● **Task**:
Find the line containing "Extract the structured" in the entries below. Reproduce that line and each one after it to the end, exactly, with no other lines.

───

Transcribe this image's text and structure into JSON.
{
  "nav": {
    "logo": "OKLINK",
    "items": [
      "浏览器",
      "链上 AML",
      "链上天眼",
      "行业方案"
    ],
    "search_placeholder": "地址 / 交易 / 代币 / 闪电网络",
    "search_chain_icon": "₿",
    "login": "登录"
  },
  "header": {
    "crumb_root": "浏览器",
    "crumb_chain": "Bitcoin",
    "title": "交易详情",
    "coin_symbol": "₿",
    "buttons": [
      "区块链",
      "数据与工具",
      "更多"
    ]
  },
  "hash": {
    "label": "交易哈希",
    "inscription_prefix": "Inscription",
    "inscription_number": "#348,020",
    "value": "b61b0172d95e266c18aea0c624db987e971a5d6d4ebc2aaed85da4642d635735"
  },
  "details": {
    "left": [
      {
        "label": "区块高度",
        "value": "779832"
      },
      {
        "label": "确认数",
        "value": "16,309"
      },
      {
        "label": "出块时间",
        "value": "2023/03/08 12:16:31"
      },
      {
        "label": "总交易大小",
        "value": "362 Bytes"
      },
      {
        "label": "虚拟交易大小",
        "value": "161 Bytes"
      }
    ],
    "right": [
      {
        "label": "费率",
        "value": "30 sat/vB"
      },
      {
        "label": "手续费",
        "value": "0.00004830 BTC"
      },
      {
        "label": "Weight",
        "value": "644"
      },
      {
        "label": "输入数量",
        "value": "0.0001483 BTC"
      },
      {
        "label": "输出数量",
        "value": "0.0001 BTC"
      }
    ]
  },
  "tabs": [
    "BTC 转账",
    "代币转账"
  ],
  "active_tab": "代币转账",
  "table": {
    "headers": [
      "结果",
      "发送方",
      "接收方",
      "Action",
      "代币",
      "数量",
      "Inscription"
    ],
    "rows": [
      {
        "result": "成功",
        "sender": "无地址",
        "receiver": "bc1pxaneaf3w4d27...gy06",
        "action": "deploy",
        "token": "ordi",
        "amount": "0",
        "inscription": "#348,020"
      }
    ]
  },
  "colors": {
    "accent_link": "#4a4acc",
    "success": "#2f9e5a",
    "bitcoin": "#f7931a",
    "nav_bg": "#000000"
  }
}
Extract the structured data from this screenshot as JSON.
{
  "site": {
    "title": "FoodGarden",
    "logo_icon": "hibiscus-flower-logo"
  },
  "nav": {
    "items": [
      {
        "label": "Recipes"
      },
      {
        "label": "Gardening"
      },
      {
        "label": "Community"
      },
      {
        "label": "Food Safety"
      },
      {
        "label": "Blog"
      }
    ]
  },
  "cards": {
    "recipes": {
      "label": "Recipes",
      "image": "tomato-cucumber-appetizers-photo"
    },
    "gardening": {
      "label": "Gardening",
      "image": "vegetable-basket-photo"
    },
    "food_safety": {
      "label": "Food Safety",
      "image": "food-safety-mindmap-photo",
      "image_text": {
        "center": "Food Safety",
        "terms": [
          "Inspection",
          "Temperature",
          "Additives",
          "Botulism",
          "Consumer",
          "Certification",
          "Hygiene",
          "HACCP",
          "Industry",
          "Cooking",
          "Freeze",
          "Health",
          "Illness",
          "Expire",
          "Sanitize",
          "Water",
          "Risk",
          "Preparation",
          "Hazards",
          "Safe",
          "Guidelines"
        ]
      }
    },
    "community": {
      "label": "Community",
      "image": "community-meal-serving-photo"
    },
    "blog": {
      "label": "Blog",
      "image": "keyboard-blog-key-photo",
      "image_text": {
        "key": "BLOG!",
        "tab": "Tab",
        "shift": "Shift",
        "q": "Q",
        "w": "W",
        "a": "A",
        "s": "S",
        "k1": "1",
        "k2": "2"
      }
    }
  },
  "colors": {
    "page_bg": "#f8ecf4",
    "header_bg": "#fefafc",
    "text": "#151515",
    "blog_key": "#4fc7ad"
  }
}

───

● **Task answer**:
Extract the structured data from this screenshot as JSON.
{
  "site": {
    "title": "FoodGarden",
    "logo_icon": "hibiscus-flower-logo"
  },
  "nav": {
    "items": [
      {
        "label": "Recipes"
      },
      {
        "label": "Gardening"
      },
      {
        "label": "Community"
      },
      {
        "label": "Food Safety"
      },
      {
        "label": "Blog"
      }
    ]
  },
  "cards": {
    "recipes": {
      "label": "Recipes",
      "image": "tomato-cucumber-appetizers-photo"
    },
    "gardening": {
      "label": "Gardening",
      "image": "vegetable-basket-photo"
    },
    "food_safety": {
      "label": "Food Safety",
      "image": "food-safety-mindmap-photo",
      "image_text": {
        "center": "Food Safety",
        "terms": [
          "Inspection",
          "Temperature",
          "Additives",
          "Botulism",
          "Consumer",
          "Certification",
          "Hygiene",
          "HACCP",
          "Industry",
          "Cooking",
          "Freeze",
          "Health",
          "Illness",
          "Expire",
          "Sanitize",
          "Water",
          "Risk",
          "Preparation",
          "Hazards",
          "Safe",
          "Guidelines"
        ]
      }
    },
    "community": {
      "label": "Community",
      "image": "community-meal-serving-photo"
    },
    "blog": {
      "label": "Blog",
      "image": "keyboard-blog-key-photo",
      "image_text": {
        "key": "BLOG!",
        "tab": "Tab",
        "shift": "Shift",
        "q": "Q",
        "w": "W",
        "a": "A",
        "s": "S",
        "k1": "1",
        "k2": "2"
      }
    }
  },
  "colors": {
    "page_bg": "#f8ecf4",
    "header_bg": "#fefafc",
    "text": "#151515",
    "blog_key": "#4fc7ad"
  }
}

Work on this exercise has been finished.